- [Work item] Look through the records below and state how many lines carry the string "today", adding nothing.

-------- Provided records --------

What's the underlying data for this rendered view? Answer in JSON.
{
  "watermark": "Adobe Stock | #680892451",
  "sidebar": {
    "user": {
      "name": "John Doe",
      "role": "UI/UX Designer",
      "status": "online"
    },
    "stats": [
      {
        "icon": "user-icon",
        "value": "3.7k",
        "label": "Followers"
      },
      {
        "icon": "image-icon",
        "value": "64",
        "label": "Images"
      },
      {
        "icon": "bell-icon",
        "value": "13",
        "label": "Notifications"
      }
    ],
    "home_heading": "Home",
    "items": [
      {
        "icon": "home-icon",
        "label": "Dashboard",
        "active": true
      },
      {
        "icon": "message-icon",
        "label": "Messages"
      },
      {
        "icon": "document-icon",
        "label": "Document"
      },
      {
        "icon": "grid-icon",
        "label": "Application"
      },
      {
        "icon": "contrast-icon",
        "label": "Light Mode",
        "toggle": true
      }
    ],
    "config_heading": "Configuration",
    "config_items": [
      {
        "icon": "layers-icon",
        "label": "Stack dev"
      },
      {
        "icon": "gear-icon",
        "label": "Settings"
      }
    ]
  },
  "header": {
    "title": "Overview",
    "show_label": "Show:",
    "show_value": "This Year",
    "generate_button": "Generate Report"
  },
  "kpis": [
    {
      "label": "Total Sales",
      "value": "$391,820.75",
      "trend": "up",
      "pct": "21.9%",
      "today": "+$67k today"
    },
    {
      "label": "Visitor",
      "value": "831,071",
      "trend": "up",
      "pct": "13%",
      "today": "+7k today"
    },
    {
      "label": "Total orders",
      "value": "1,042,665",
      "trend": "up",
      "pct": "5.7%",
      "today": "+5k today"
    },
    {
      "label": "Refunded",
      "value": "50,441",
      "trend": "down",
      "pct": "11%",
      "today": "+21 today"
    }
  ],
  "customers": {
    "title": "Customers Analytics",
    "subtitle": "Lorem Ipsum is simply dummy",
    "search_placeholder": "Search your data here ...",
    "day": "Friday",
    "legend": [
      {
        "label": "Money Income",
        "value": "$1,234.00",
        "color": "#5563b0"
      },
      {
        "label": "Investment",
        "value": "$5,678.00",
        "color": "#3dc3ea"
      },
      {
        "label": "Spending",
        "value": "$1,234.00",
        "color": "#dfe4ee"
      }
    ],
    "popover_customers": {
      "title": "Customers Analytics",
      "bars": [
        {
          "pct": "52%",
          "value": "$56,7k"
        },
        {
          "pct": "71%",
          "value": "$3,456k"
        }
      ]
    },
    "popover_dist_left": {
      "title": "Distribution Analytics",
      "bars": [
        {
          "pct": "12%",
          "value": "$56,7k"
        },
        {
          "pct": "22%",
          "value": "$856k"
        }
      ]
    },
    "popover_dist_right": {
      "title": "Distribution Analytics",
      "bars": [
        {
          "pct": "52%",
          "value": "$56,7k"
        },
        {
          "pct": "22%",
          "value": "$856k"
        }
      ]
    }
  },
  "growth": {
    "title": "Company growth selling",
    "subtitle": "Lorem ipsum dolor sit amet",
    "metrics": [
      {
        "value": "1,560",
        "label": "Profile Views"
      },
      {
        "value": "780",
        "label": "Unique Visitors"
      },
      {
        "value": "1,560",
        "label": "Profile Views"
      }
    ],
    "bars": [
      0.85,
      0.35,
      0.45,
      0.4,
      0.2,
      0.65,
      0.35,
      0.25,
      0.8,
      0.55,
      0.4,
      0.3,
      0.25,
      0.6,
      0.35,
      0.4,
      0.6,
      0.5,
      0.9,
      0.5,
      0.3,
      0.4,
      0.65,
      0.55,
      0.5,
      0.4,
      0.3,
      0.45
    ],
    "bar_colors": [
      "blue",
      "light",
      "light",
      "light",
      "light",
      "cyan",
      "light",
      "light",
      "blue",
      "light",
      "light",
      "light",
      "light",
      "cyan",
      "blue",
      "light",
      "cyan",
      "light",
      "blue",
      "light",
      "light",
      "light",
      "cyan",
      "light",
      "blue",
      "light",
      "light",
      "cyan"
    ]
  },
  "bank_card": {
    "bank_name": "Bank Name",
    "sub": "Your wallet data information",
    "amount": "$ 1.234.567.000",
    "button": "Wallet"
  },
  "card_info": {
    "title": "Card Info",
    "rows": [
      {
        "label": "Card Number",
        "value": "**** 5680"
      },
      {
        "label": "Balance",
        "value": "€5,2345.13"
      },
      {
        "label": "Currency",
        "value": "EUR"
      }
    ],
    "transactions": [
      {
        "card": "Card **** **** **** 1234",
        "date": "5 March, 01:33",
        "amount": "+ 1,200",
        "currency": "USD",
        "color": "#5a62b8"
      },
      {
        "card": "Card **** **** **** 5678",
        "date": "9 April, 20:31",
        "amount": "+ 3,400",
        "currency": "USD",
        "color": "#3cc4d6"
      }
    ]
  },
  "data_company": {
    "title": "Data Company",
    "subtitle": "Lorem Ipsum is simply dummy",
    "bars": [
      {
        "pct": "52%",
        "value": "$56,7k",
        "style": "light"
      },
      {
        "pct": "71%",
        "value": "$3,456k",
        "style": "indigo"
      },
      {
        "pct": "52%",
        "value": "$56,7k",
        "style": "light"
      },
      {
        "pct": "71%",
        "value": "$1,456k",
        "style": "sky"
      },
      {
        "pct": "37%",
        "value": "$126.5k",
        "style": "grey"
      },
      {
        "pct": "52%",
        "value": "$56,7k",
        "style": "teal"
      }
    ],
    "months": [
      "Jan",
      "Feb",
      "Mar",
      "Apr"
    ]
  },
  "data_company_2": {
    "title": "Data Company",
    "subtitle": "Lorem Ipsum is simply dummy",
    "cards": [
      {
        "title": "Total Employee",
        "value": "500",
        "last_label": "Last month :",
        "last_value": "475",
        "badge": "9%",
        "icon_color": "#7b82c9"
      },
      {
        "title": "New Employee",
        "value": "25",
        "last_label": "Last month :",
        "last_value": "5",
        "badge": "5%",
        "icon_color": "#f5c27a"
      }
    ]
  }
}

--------

- [Result of the task] 4